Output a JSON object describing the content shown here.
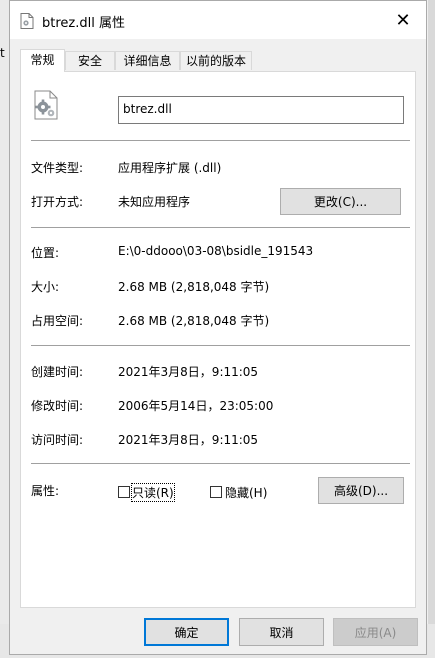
{
  "window": {
    "title": "btrez.dll 属性",
    "close_glyph": "✕"
  },
  "background": {
    "left_char": "t",
    "right_char": "3/"
  },
  "tabs": [
    {
      "label": "常规",
      "active": true
    },
    {
      "label": "安全",
      "active": false
    },
    {
      "label": "详细信息",
      "active": false
    },
    {
      "label": "以前的版本",
      "active": false
    }
  ],
  "general": {
    "file_name": "btrez.dll",
    "file_type_label": "文件类型:",
    "file_type_value": "应用程序扩展 (.dll)",
    "open_with_label": "打开方式:",
    "open_with_value": "未知应用程序",
    "change_button": "更改(C)...",
    "location_label": "位置:",
    "location_value": "E:\\0-ddooo\\03-08\\bsidle_191543",
    "size_label": "大小:",
    "size_value": "2.68 MB (2,818,048 字节)",
    "size_on_disk_label": "占用空间:",
    "size_on_disk_value": "2.68 MB (2,818,048 字节)",
    "created_label": "创建时间:",
    "created_value": "2021年3月8日，9:11:05",
    "modified_label": "修改时间:",
    "modified_value": "2006年5月14日，23:05:00",
    "accessed_label": "访问时间:",
    "accessed_value": "2021年3月8日，9:11:05",
    "attributes_label": "属性:",
    "readonly_label": "只读(R)",
    "readonly_checked": false,
    "hidden_label": "隐藏(H)",
    "hidden_checked": false,
    "advanced_button": "高级(D)..."
  },
  "footer": {
    "ok": "确定",
    "cancel": "取消",
    "apply": "应用(A)"
  },
  "colors": {
    "accent": "#0078d7",
    "separator": "#a0a0a0"
  },
  "icons": {
    "title": "dll-file-icon",
    "big": "dll-file-gear-icon"
  }
}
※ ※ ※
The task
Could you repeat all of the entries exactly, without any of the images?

Task solution
Output a JSON object describing the content shown here.
{
  "window": {
    "title": "btrez.dll 属性",
    "close_glyph": "✕"
  },
  "background": {
    "left_char": "t",
    "right_char": "3/"
  },
  "tabs": [
    {
      "label": "常规",
      "active": true
    },
    {
      "label": "安全",
      "active": false
    },
    {
      "label": "详细信息",
      "active": false
    },
    {
      "label": "以前的版本",
      "active": false
    }
  ],
  "general": {
    "file_name": "btrez.dll",
    "file_type_label": "文件类型:",
    "file_type_value": "应用程序扩展 (.dll)",
    "open_with_label": "打开方式:",
    "open_with_value": "未知应用程序",
    "change_button": "更改(C)...",
    "location_label": "位置:",
    "location_value": "E:\\0-ddooo\\03-08\\bsidle_191543",
    "size_label": "大小:",
    "size_value": "2.68 MB (2,818,048 字节)",
    "size_on_disk_label": "占用空间:",
    "size_on_disk_value": "2.68 MB (2,818,048 字节)",
    "created_label": "创建时间:",
    "created_value": "2021年3月8日，9:11:05",
    "modified_label": "修改时间:",
    "modified_value": "2006年5月14日，23:05:00",
    "accessed_label": "访问时间:",
    "accessed_value": "2021年3月8日，9:11:05",
    "attributes_label": "属性:",
    "readonly_label": "只读(R)",
    "readonly_checked": false,
    "hidden_label": "隐藏(H)",
    "hidden_checked": false,
    "advanced_button": "高级(D)..."
  },
  "footer": {
    "ok": "确定",
    "cancel": "取消",
    "apply": "应用(A)"
  },
  "colors": {
    "accent": "#0078d7",
    "separator": "#a0a0a0"
  },
  "icons": {
    "title": "dll-file-icon",
    "big": "dll-file-gear-icon"
  }
}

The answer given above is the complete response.